It's Time For California's Energy Agencies To Agree On An Energy Savings Forecast
California’s energy agencies have not yet agreed on a forecast of energy savings from the state’s many energy efficiency efforts that will reduce energy demand over the coming decade, even as a vote on the final California forecast fast approaches. Failing to account for all the expected energy savings in the final forecast would put California at risk of building too many power plants, which emit asthma-causing pollution into neighborhoods around the state.
Back in February, the California Energy Commission, California Public Utilities Commission, and California Independent System Operator committed to develop a single recommended demand forecast that includes additional achievable energy efficiency, to use in their respective planning processes. This marked a change from their normal course of business over the past few years as each of them used their own forecast, and some omitted energy savings from future energy efficiency efforts altogether.
But in the California Energy Commission’s recent draft proposal, instead of coming to agreement on how much energy California can expect to save from energy efficiency, they proposed six different options. It is past time for the joint agencies to issue a proposal for an agreed-upon forecast of energy savings.
Incomplete Forecasting Risks Overbuilding Power Plants
Failing to include all reasonably expected energy savings in the demand forecast creates the risk that California could build more power plants than needed, potentially increasing energy bills and pollution. For instance, the difference between the mid and low energy efficiency scenarios alone is equivalent to four large power plants.
Underestimating Energy Savings Has Significant Consequences
A Common Forecast Is Necessary for Meaningful Public Input
We appreciate the agencies efforts to work together on energy efficiency forecasting. But the six options that they proposed do not yet narrow the range of options much, especially since a forecast of zero energy savings from future efforts (contrary to state law) is still on the table.
The recent draft proposal was expected to be the primary opportunity to get public input on the joint agencies’ recommendation before the CEC adopts the final demand forecast in the Integrated Energy Policy Report in December. But with six different options and no joint recommendation, it is difficult for the agencies to get meaningful feedback.
Therefore, the agencies should put forth a common recommendation for a “best estimate” forecast that includes all reasonably expected energy savings as soon as possible and provide an opportunity for public input before the final demand forecast is released.
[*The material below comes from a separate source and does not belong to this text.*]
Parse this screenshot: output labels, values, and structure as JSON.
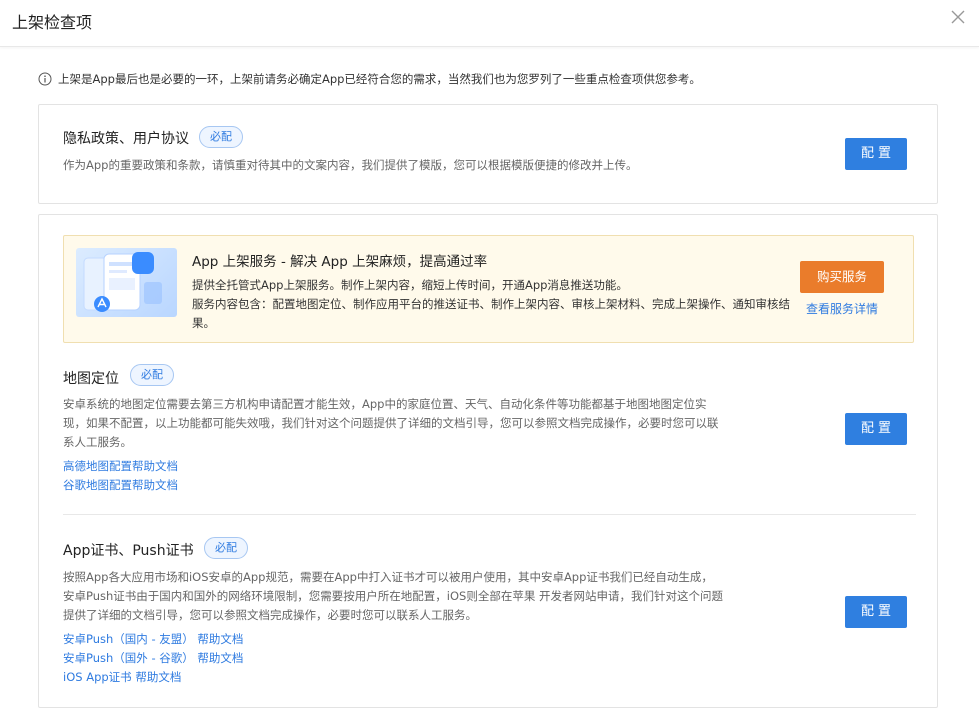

The CEC Should Include All Reasonably Expected Energy Savings in Its Final Demand Forecast
Among the options the CEC presented, NRDC recommends that for they use the “Mid Case Scenario” of energy efficiency savings at a minimum for investor-owned utility energy savings. It is exceedingly reasonable, because it is a conservative estimate of future energy savings. In fact, the experts that developed the models underlying this “Mid Case Scenario” called their own estimate “conservative.” That’s because it assumes that utilities make no improvements in how they help increase the deployment of efficient technologies, among numerous other reasons.
However, the “Mid Case Scenario” excludes most savings from future publicly owned utility (POU) efficiency programs. The demand forecast should include adjustments for all the additional energy efficiency that POUs expect to save through their energy efficiency programs, which totals over 1,100 MW over the next ten years. (Their estimate also is conservative, only seeking to achieve less than half of the cost-effective savings available.) But the CEC’s forecast currently excludes the vast majority of the POUs’ savings, only including one out of ten years. It is critical that the CEC include the full ten years of future energy savings.
The joint agencies have done a lot of work this year to increase coordination on energy efficiency issues. It’s time to take this process across the finish line by including a reasonable amount of energy efficiency in the state’s demand forecast. A successful conclusion will ensure that the CPUC and ISO have the best forecasts available as they decide whether the state needs further investments in power plants, transmission lines or other resources.